_WHAT YOU NEED TO DO_. Word for word, reproduce the records, keeping none of the pictures.

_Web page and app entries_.
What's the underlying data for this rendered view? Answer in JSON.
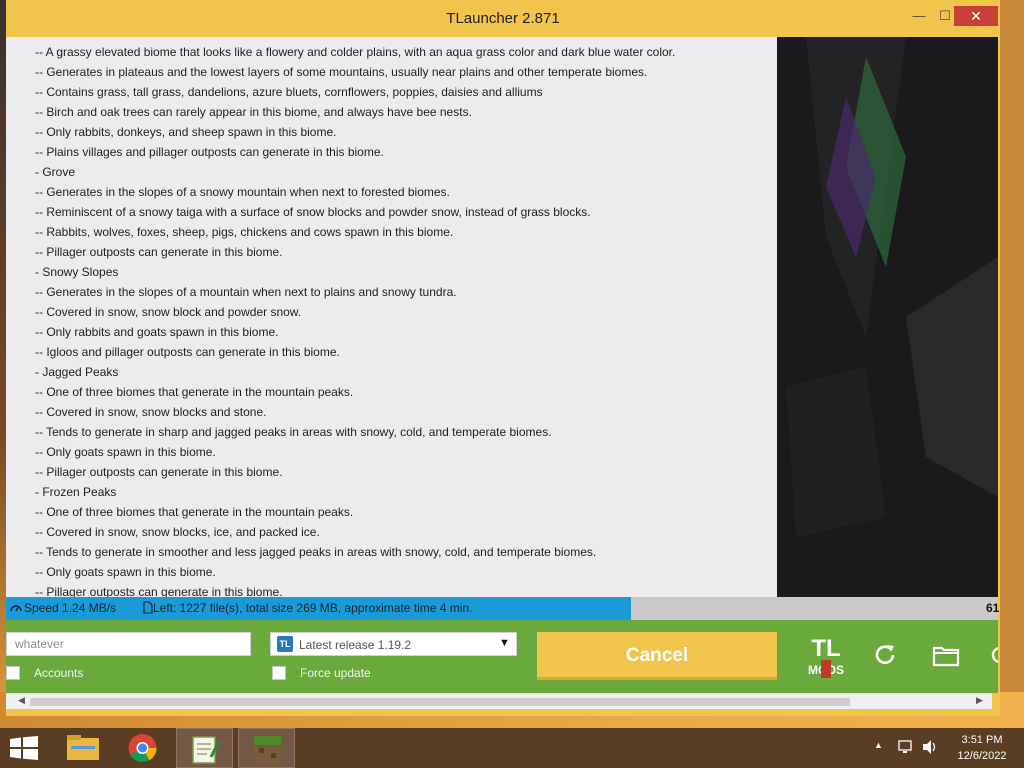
{
  "window": {
    "title": "TLauncher 2.871",
    "minimize_glyph": "—",
    "maximize_glyph": "☐",
    "close_glyph": "✕"
  },
  "news": {
    "lines": [
      "-- A grassy elevated biome that looks like a flowery and colder plains, with an aqua grass color and dark blue water color.",
      "-- Generates in plateaus and the lowest layers of some mountains, usually near plains and other temperate biomes.",
      "-- Contains grass, tall grass, dandelions, azure bluets, cornflowers, poppies, daisies and alliums",
      "-- Birch and oak trees can rarely appear in this biome, and always have bee nests.",
      "-- Only rabbits, donkeys, and sheep spawn in this biome.",
      "-- Plains villages and pillager outposts can generate in this biome.",
      "- Grove",
      "-- Generates in the slopes of a snowy mountain when next to forested biomes.",
      "-- Reminiscent of a snowy taiga with a surface of snow blocks and powder snow, instead of grass blocks.",
      "-- Rabbits, wolves, foxes, sheep, pigs, chickens and cows spawn in this biome.",
      "-- Pillager outposts can generate in this biome.",
      "- Snowy Slopes",
      "-- Generates in the slopes of a mountain when next to plains and snowy tundra.",
      "-- Covered in snow, snow block and powder snow.",
      "-- Only rabbits and goats spawn in this biome.",
      "-- Igloos and pillager outposts can generate in this biome.",
      "- Jagged Peaks",
      "-- One of three biomes that generate in the mountain peaks.",
      "-- Covered in snow, snow blocks and stone.",
      "-- Tends to generate in sharp and jagged peaks in areas with snowy, cold, and temperate biomes.",
      "-- Only goats spawn in this biome.",
      "-- Pillager outposts can generate in this biome.",
      "- Frozen Peaks",
      "-- One of three biomes that generate in the mountain peaks.",
      "-- Covered in snow, snow blocks, ice, and packed ice.",
      "-- Tends to generate in smoother and less jagged peaks in areas with snowy, cold, and temperate biomes.",
      "-- Only goats spawn in this biome.",
      "-- Pillager outposts can generate in this biome."
    ]
  },
  "progress": {
    "speed": "Speed 1.24 MB/s",
    "left": "Left: 1227 file(s), total size 269 MB, approximate time 4 min.",
    "percent_text": "61",
    "fraction": 0.63
  },
  "controls": {
    "username_value": "whatever",
    "accounts_label": "Accounts",
    "version_value": "Latest release 1.19.2",
    "force_update_label": "Force update",
    "cancel_label": "Cancel",
    "version_icon_text": "TL"
  },
  "taskbar": {
    "time": "3:51 PM",
    "date": "12/6/2022"
  },
  "colors": {
    "accent_yellow": "#f1c44b",
    "panel_green": "#6aaa3c",
    "progress_blue": "#1a9ad6"
  }
}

_SOLVED PROBLEM_.
What's the underlying data for this rendered view? Answer in JSON.
{
  "window": {
    "title": "TLauncher 2.871",
    "minimize_glyph": "—",
    "maximize_glyph": "☐",
    "close_glyph": "✕"
  },
  "news": {
    "lines": [
      "-- A grassy elevated biome that looks like a flowery and colder plains, with an aqua grass color and dark blue water color.",
      "-- Generates in plateaus and the lowest layers of some mountains, usually near plains and other temperate biomes.",
      "-- Contains grass, tall grass, dandelions, azure bluets, cornflowers, poppies, daisies and alliums",
      "-- Birch and oak trees can rarely appear in this biome, and always have bee nests.",
      "-- Only rabbits, donkeys, and sheep spawn in this biome.",
      "-- Plains villages and pillager outposts can generate in this biome.",
      "- Grove",
      "-- Generates in the slopes of a snowy mountain when next to forested biomes.",
      "-- Reminiscent of a snowy taiga with a surface of snow blocks and powder snow, instead of grass blocks.",
      "-- Rabbits, wolves, foxes, sheep, pigs, chickens and cows spawn in this biome.",
      "-- Pillager outposts can generate in this biome.",
      "- Snowy Slopes",
      "-- Generates in the slopes of a mountain when next to plains and snowy tundra.",
      "-- Covered in snow, snow block and powder snow.",
      "-- Only rabbits and goats spawn in this biome.",
      "-- Igloos and pillager outposts can generate in this biome.",
      "- Jagged Peaks",
      "-- One of three biomes that generate in the mountain peaks.",
      "-- Covered in snow, snow blocks and stone.",
      "-- Tends to generate in sharp and jagged peaks in areas with snowy, cold, and temperate biomes.",
      "-- Only goats spawn in this biome.",
      "-- Pillager outposts can generate in this biome.",
      "- Frozen Peaks",
      "-- One of three biomes that generate in the mountain peaks.",
      "-- Covered in snow, snow blocks, ice, and packed ice.",
      "-- Tends to generate in smoother and less jagged peaks in areas with snowy, cold, and temperate biomes.",
      "-- Only goats spawn in this biome.",
      "-- Pillager outposts can generate in this biome."
    ]
  },
  "progress": {
    "speed": "Speed 1.24 MB/s",
    "left": "Left: 1227 file(s), total size 269 MB, approximate time 4 min.",
    "percent_text": "61",
    "fraction": 0.63
  },
  "controls": {
    "username_value": "whatever",
    "accounts_label": "Accounts",
    "version_value": "Latest release 1.19.2",
    "force_update_label": "Force update",
    "cancel_label": "Cancel",
    "version_icon_text": "TL"
  },
  "taskbar": {
    "time": "3:51 PM",
    "date": "12/6/2022"
  },
  "colors": {
    "accent_yellow": "#f1c44b",
    "panel_green": "#6aaa3c",
    "progress_blue": "#1a9ad6"
  }
}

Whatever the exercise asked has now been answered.